Category: International Firefighting Team of the Year

Fire department: Heroico Cuerpo de Bomberos de la Ciudad de México (México)

Operation: Earthquake in Mexico

Mexico is located in one of the areas with the highest seismic incidence on the planet, due to the interaction of five tectonic plates that converge in its territory. Derived from this, the National Seismological Service (SSN) is registering an average of 40 earthquakes per day. The population that converges in Mexico City is approximately 20 million inhabitants, making it the fourth most populated city in the world, according to UN reports. 

The combination of these factors makes each seismic movements above 6 degrees on the Richter scale potentially dangerous. On 19 September 2017 a devastating earthquake occurred, measuring 7.1 on the Richter scale, whose destructive potential was magnified because to the proximity of its epicentre with the capital (only 120 kilometres away).

The balances were particularly serious. At least 167 people died in Mexico City because of the 23 buildings collapsed in the central area, which involved a coordinated effort by various groups and rescue squads to recover the bodies of the deceased, as well as the rescue of the survivors trapped in the rubble of the collapsed structures. One of the corporations that invested the most human resources in the rescue tasks was the Heroic Fire Department of Mexico City. 
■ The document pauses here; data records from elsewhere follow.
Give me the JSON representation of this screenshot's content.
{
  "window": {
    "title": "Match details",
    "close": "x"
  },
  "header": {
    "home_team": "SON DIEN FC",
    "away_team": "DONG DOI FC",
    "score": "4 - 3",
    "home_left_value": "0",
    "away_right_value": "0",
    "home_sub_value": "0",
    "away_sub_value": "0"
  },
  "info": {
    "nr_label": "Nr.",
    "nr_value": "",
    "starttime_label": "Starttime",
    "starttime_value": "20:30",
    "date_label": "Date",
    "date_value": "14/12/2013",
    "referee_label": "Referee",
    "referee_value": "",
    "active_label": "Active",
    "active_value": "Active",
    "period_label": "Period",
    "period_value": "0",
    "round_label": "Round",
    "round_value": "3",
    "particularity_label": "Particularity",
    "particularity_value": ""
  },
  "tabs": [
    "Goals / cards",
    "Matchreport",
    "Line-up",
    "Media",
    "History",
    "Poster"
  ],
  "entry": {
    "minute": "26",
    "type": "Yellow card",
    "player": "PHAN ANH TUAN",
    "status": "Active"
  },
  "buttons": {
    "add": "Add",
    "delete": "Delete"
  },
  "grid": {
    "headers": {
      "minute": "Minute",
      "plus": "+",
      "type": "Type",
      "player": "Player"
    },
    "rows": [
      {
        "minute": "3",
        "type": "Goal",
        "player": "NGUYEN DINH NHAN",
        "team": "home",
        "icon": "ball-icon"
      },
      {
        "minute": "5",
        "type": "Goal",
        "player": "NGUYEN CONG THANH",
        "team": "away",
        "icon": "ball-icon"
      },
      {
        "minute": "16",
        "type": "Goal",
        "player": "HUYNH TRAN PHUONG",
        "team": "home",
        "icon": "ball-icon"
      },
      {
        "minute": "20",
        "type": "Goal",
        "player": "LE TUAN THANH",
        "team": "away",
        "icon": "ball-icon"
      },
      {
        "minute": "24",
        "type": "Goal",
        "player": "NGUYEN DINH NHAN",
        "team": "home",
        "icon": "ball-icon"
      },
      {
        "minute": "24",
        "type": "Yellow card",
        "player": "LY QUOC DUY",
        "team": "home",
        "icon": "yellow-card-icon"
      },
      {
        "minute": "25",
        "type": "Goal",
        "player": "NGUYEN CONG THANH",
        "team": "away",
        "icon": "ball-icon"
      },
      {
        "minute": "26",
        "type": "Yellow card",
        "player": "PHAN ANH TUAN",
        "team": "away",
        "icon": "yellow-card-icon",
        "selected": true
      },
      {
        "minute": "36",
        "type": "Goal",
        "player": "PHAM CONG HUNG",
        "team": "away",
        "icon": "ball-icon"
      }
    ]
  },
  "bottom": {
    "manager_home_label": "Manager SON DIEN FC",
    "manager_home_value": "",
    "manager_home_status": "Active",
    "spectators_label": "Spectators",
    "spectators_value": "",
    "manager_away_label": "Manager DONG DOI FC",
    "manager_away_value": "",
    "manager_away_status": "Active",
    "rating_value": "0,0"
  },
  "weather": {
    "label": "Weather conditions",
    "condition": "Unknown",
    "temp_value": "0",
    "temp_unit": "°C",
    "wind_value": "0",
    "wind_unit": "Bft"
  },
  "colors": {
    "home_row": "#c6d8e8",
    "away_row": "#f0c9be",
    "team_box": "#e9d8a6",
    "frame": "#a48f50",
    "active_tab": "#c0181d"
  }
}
Officially, 319 firefighters from Mexico City gathered in the search and rescue of 166 injured people and 87 people who died on the day of the emergency, as well as throughout the days following the earthquake on September 19, 2017. 65 calls for help were attended on September 19 and 108 additional services were offered during the following days, related to the collapse of various structures throughout the city, from blocks of flats to buildings housing public offices and businesses. 

While the records of the Heroic Fire Brigade mention 319 fire fighters dispatched to attend the emergencies reported officially, it must be said that, unofficially, over one thousand fire fighters worked together in the tasks of rescue, first aid, recovery of bodies, co-ordination of volunteers' work, as well as the removal of rubble. This scenario involved a coordinated effort of several rescue teams and corporations to recover the bodies of those who died, and to rescue the survivors trapped among the rubble of the collapsed buildings.

This report is in order to acknowledge the work that the men and women belonging to this honorable corporation undertook to serve and protect the citizens of Mexico City.